(Data about app and page elements)
★ ★ ★ ★ ★

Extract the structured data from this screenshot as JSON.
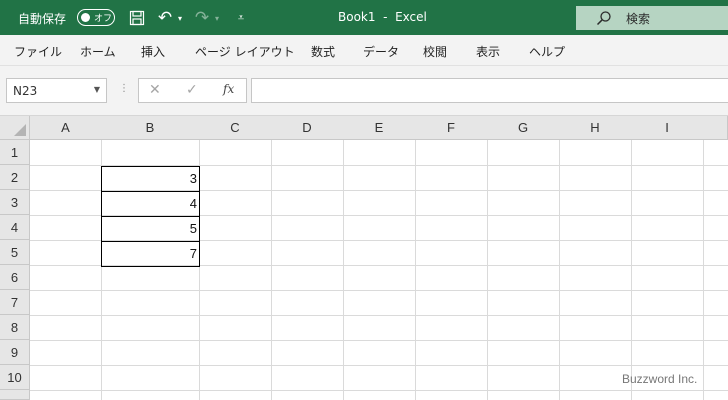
{
  "titlebar": {
    "autosave_label": "自動保存",
    "autosave_state": "オフ",
    "title": "Book1  -  Excel",
    "search_placeholder": "検索"
  },
  "ribbon_tabs": [
    "ファイル",
    "ホーム",
    "挿入",
    "ページ レイアウト",
    "数式",
    "データ",
    "校閲",
    "表示",
    "ヘルプ"
  ],
  "formula_bar": {
    "name_box": "N23",
    "fx_label": "fx",
    "formula": ""
  },
  "columns": [
    "A",
    "B",
    "C",
    "D",
    "E",
    "F",
    "G",
    "H",
    "I"
  ],
  "rows": [
    "1",
    "2",
    "3",
    "4",
    "5",
    "6",
    "7",
    "8",
    "9",
    "10"
  ],
  "cells": {
    "B2": "3",
    "B3": "4",
    "B4": "5",
    "B5": "7"
  },
  "watermark": "Buzzword Inc.",
  "colors": {
    "titlebar": "#217346",
    "ribbon": "#f3f3f3",
    "header": "#e6e6e6"
  }
}
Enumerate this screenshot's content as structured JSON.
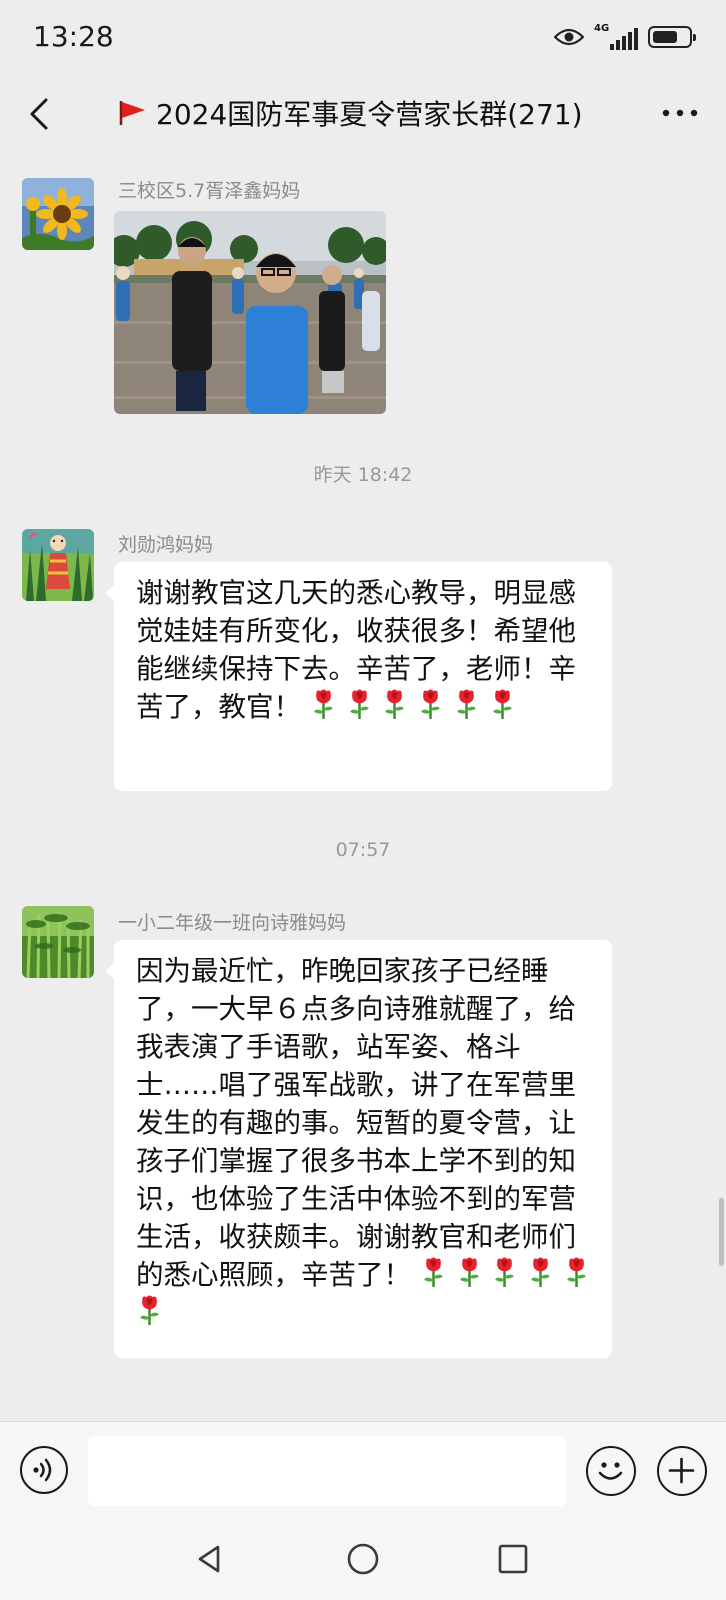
{
  "status_bar": {
    "time": "13:28",
    "network": "4G",
    "battery_level": 0.7,
    "icons": [
      "eye-icon",
      "signal-icon",
      "battery-icon"
    ]
  },
  "header": {
    "title": "2024国防军事夏令营家长群(271)",
    "back_icon": "chevron-left-icon",
    "flag_icon": "red-flag-icon",
    "more_icon": "more-dots-icon"
  },
  "messages": [
    {
      "sender": "三校区5.7胥泽鑫妈妈",
      "type": "image",
      "avatar_icon": "sunflower-avatar"
    },
    {
      "timestamp": "昨天 18:42"
    },
    {
      "sender": "刘勋鸿妈妈",
      "type": "text",
      "avatar_icon": "illustration-avatar",
      "text": "谢谢教官这几天的悉心教导，明显感觉娃娃有所变化，收获很多！希望他能继续保持下去。辛苦了，老师！辛苦了，教官！",
      "emoji": "rose-emoji",
      "emoji_count": 6
    },
    {
      "timestamp": "07:57"
    },
    {
      "sender": "一小二年级一班向诗雅妈妈",
      "type": "text",
      "avatar_icon": "bamboo-avatar",
      "text": "因为最近忙，昨晚回家孩子已经睡了，一大早６点多向诗雅就醒了，给我表演了手语歌，站军姿、格斗士……唱了强军战歌，讲了在军营里发生的有趣的事。短暂的夏令营，让孩子们掌握了很多书本上学不到的知识，也体验了生活中体验不到的军营生活，收获颇丰。谢谢教官和老师们的悉心照顾，辛苦了！",
      "emoji": "rose-emoji",
      "emoji_count": 6
    }
  ],
  "input_bar": {
    "placeholder": "",
    "icons": [
      "voice-icon",
      "emoji-icon",
      "plus-icon"
    ]
  },
  "system_nav": {
    "icons": [
      "back-triangle-icon",
      "home-circle-icon",
      "recents-square-icon"
    ]
  },
  "colors": {
    "background": "#ededed",
    "bubble": "#ffffff",
    "sender_text": "#8b8b8b",
    "timestamp_text": "#999999",
    "flag_red": "#e0201b"
  }
}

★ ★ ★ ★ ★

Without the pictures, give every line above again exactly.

Extract the structured data from this screenshot as JSON.
{
  "titlebar": {
    "autosave_label": "自動保存",
    "autosave_state": "オフ",
    "title": "Book1  -  Excel",
    "search_placeholder": "検索"
  },
  "ribbon_tabs": [
    "ファイル",
    "ホーム",
    "挿入",
    "ページ レイアウト",
    "数式",
    "データ",
    "校閲",
    "表示",
    "ヘルプ"
  ],
  "formula_bar": {
    "name_box": "N23",
    "fx_label": "fx",
    "formula": ""
  },
  "columns": [
    "A",
    "B",
    "C",
    "D",
    "E",
    "F",
    "G",
    "H",
    "I"
  ],
  "rows": [
    "1",
    "2",
    "3",
    "4",
    "5",
    "6",
    "7",
    "8",
    "9",
    "10"
  ],
  "cells": {
    "B2": "3",
    "B3": "4",
    "B4": "5",
    "B5": "7"
  },
  "watermark": "Buzzword Inc.",
  "colors": {
    "titlebar": "#217346",
    "ribbon": "#f3f3f3",
    "header": "#e6e6e6"
  }
}
Enumerate this screenshot's content as structured JSON.
{
  "status_bar": {
    "time": "13:28",
    "network": "4G",
    "battery_level": 0.7,
    "icons": [
      "eye-icon",
      "signal-icon",
      "battery-icon"
    ]
  },
  "header": {
    "title": "2024国防军事夏令营家长群(271)",
    "back_icon": "chevron-left-icon",
    "flag_icon": "red-flag-icon",
    "more_icon": "more-dots-icon"
  },
  "messages": [
    {
      "sender": "三校区5.7胥泽鑫妈妈",
      "type": "image",
      "avatar_icon": "sunflower-avatar"
    },
    {
      "timestamp": "昨天 18:42"
    },
    {
      "sender": "刘勋鸿妈妈",
      "type": "text",
      "avatar_icon": "illustration-avatar",
      "text": "谢谢教官这几天的悉心教导，明显感觉娃娃有所变化，收获很多！希望他能继续保持下去。辛苦了，老师！辛苦了，教官！",
      "emoji": "rose-emoji",
      "emoji_count": 6
    },
    {
      "timestamp": "07:57"
    },
    {
      "sender": "一小二年级一班向诗雅妈妈",
      "type": "text",
      "avatar_icon": "bamboo-avatar",
      "text": "因为最近忙，昨晚回家孩子已经睡了，一大早６点多向诗雅就醒了，给我表演了手语歌，站军姿、格斗士……唱了强军战歌，讲了在军营里发生的有趣的事。短暂的夏令营，让孩子们掌握了很多书本上学不到的知识，也体验了生活中体验不到的军营生活，收获颇丰。谢谢教官和老师们的悉心照顾，辛苦了！",
      "emoji": "rose-emoji",
      "emoji_count": 6
    }
  ],
  "input_bar": {
    "placeholder": "",
    "icons": [
      "voice-icon",
      "emoji-icon",
      "plus-icon"
    ]
  },
  "system_nav": {
    "icons": [
      "back-triangle-icon",
      "home-circle-icon",
      "recents-square-icon"
    ]
  },
  "colors": {
    "background": "#ededed",
    "bubble": "#ffffff",
    "sender_text": "#8b8b8b",
    "timestamp_text": "#999999",
    "flag_red": "#e0201b"
  }
}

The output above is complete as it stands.